In February 1962, the Forverts published an obituary of Arciszewska by Paris correspondent Léon Leneman. In addition to recounting her life and praising her play Miryeml, the obituary also sharply criticized the involvement of the communist Kaganovsky Committee, which insisted (as a condition for fulfilling Arciszewska’s wish to be buried next to her last partner, the writer Efraim Kaganovsky) that their representative Dr. Sloves (presumably playwright Henri Chaim Sloves) deliver a eulogy. 11 The fact that her funeral seems, in certain respects, to have become a Yiddishist Cold War battleground simply serves to highlight the extent to which Arciszewska was so well connected with Yiddish cultural figures and Jewish organizations throughout her life. The obituary also includes the final stanza of her last, mournful poem, “Di zilberne laykhters” (The Silver Candlesticks), which she had published in 1961.
In honor of the life and yortsayt of this neglected dramatic writer, who to my knowledge has no archive, I conclude with my translation of her final verse here 12 :
,טייערע לייכטערס פון מיין אַלטער היים
װען איר װאָלט
געקאָנט זעהען און הערען… איר זעהט
װי עס לעשט זיך אויס מיין לעבען… און
,אַז באַלד װעט איר שטעהן לעבען מיר
און די ליכט
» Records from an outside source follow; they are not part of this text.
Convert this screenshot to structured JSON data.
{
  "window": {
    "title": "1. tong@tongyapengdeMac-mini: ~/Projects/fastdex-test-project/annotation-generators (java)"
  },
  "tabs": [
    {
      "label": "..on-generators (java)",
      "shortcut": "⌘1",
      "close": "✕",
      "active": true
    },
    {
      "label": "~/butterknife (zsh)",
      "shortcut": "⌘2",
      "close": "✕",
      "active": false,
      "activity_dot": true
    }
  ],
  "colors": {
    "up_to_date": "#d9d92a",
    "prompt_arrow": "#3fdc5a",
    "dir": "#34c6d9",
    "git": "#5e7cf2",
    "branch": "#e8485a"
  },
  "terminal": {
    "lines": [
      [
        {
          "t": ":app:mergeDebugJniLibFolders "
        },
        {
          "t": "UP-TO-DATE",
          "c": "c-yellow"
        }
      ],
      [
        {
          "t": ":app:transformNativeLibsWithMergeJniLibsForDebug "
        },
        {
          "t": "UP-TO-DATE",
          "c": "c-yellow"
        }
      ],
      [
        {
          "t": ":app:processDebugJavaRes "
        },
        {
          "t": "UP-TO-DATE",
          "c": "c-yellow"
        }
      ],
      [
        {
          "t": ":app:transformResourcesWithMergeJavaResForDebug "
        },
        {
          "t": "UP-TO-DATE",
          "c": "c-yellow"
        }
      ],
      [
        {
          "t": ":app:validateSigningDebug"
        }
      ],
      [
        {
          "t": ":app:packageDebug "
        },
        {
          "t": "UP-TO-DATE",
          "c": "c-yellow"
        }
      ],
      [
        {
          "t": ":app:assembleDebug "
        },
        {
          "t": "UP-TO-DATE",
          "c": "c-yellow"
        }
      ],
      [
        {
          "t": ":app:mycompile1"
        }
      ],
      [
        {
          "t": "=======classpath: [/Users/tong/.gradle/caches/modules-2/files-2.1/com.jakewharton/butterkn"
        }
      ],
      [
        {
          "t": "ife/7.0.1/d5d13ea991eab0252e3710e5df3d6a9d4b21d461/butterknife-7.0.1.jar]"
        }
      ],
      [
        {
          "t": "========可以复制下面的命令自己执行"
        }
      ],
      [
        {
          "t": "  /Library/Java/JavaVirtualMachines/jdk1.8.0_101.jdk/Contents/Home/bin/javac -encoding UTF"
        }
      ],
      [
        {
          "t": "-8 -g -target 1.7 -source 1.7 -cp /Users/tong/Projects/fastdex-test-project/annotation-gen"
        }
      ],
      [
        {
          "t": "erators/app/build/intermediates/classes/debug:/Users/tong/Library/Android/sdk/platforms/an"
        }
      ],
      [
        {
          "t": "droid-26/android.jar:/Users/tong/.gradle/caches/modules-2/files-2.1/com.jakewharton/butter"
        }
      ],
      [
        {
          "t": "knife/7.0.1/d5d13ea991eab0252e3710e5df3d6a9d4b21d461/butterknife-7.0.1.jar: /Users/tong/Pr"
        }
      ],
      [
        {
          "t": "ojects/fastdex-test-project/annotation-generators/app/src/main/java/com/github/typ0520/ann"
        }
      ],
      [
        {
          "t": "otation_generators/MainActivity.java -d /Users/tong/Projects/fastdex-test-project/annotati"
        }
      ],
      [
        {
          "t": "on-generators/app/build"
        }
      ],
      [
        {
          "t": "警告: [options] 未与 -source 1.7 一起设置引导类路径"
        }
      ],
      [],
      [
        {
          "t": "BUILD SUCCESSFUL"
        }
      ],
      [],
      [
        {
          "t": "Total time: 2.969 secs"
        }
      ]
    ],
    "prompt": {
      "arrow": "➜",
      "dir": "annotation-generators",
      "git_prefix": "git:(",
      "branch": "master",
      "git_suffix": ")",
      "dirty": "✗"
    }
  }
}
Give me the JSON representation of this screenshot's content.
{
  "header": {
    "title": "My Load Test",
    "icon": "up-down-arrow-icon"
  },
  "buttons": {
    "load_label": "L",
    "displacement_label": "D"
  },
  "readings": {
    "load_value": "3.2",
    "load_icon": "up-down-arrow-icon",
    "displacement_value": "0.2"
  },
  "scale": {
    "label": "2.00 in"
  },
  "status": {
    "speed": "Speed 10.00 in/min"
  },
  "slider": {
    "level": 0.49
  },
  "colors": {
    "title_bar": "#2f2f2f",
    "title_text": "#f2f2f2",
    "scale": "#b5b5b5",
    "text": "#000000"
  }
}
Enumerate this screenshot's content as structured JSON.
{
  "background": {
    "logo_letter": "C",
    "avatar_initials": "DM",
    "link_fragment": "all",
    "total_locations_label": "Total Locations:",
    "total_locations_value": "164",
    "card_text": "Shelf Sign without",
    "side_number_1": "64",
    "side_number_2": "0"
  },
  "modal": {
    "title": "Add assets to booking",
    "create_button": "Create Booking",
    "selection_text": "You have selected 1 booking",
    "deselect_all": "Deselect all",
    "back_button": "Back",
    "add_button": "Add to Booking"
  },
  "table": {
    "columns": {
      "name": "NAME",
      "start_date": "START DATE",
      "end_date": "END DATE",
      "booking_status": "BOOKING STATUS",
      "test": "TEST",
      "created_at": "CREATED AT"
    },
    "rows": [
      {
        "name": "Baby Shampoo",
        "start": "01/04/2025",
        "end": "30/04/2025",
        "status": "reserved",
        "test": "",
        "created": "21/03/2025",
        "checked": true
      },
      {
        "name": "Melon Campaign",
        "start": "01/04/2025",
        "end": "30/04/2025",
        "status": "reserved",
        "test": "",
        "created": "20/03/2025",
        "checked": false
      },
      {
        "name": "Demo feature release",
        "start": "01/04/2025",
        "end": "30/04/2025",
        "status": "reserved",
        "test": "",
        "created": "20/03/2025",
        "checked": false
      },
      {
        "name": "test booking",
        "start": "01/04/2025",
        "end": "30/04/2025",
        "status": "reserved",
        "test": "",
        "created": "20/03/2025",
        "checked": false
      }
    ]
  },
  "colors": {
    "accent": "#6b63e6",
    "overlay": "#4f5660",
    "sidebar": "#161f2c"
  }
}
װעלען טריפען שטיל… מיט פאַרגליװער־
שטילער און שטילער… ביז אייביג שטיל
…װעט שוין װערען
Dear candlesticks from my long-ago home,
if you wanted
You could see and hear… You don’t
How my life is blown out… and
That soon you’ll stand by me,
and the light
Will drip quietly… with congeal-
Quieter and quieter… until it has become
1Mark Turkov, Di letste fun a groysn dor: geshikhtlekhe epizodn un perzenelkhe zikhroynes vegn yidishe mishpokhes in Poyln (Buenos Aires: Tsentral-farband fun poylishe yidn in Argentine, 1954), 286.
2Rafoel Federman, “Miryem Izrael – Tea Arciszewska,” Forverts, February 22, 1963, 10.
3In Yiddish theatre circles, Kratka is best known for designing the tombstone of celebrated actress Ester-Rokhl Kaminska.
4The name Arciszewska comes from her second marriage. I use this name because it was the name used for her published work.
5Yehiel Yeshaia Trunk, Poyln: zikhroynes un bilder, vol. 5: Perets (New York: Farlag “unzer tsayt,” 1949), 58–9.
6Quoted in: Zalmen Zylbercweig, Leksikon fun yidishn teater, vol. 6 (Mexico City: Elisheva, 1969), 4884.
7Quoted in Zylbercweig, Leksikon fun yidishn teater, 4888.
8Quoted in Zylbercweig, Leksikon fun yidishn teater, 4888.
9For instance, Chava Rosenfarb’s Der foygl fun geto (The Bird of the Ghetto) or the dramatic adaptation of Zvi Kolitz’s Yosl Rakover redt tsu got (Yosl Rakover speaks to God).
10Quoted in Zylbercweig, Leksikon fun yidishn teater, 4887.
11L. Leneman, “A merkvirdike froy iz geshtorbn in Pariz,” Forverts (February 5, 1962): 2.
12Leneman, “A merkvirdike froy iz geshtorbn in Pariz,” 2.